:: TASK INSTRUCTIONS ::
Exact copies of all the records are to be printed.

=== DATASET ===

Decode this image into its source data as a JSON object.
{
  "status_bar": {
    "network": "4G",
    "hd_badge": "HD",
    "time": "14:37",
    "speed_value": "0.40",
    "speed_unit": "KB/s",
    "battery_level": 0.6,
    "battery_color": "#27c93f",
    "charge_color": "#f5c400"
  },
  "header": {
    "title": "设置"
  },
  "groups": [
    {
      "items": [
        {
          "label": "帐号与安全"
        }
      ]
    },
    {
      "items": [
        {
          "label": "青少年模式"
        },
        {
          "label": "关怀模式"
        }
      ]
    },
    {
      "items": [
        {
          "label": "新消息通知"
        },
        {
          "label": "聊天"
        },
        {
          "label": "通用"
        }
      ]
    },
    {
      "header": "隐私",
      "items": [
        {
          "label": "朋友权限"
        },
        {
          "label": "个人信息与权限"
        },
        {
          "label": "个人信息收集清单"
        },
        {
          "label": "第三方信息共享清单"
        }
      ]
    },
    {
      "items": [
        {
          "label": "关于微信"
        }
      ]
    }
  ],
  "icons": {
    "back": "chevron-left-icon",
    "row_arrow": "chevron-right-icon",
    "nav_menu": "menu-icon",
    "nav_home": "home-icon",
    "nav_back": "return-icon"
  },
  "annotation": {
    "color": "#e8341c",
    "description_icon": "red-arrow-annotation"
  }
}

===

:: YOUR SOLUTION ::
Decode this image into its source data as a JSON object.
{
  "status_bar": {
    "network": "4G",
    "hd_badge": "HD",
    "time": "14:37",
    "speed_value": "0.40",
    "speed_unit": "KB/s",
    "battery_level": 0.6,
    "battery_color": "#27c93f",
    "charge_color": "#f5c400"
  },
  "header": {
    "title": "设置"
  },
  "groups": [
    {
      "items": [
        {
          "label": "帐号与安全"
        }
      ]
    },
    {
      "items": [
        {
          "label": "青少年模式"
        },
        {
          "label": "关怀模式"
        }
      ]
    },
    {
      "items": [
        {
          "label": "新消息通知"
        },
        {
          "label": "聊天"
        },
        {
          "label": "通用"
        }
      ]
    },
    {
      "header": "隐私",
      "items": [
        {
          "label": "朋友权限"
        },
        {
          "label": "个人信息与权限"
        },
        {
          "label": "个人信息收集清单"
        },
        {
          "label": "第三方信息共享清单"
        }
      ]
    },
    {
      "items": [
        {
          "label": "关于微信"
        }
      ]
    }
  ],
  "icons": {
    "back": "chevron-left-icon",
    "row_arrow": "chevron-right-icon",
    "nav_menu": "menu-icon",
    "nav_home": "home-icon",
    "nav_back": "return-icon"
  },
  "annotation": {
    "color": "#e8341c",
    "description_icon": "red-arrow-annotation"
  }
}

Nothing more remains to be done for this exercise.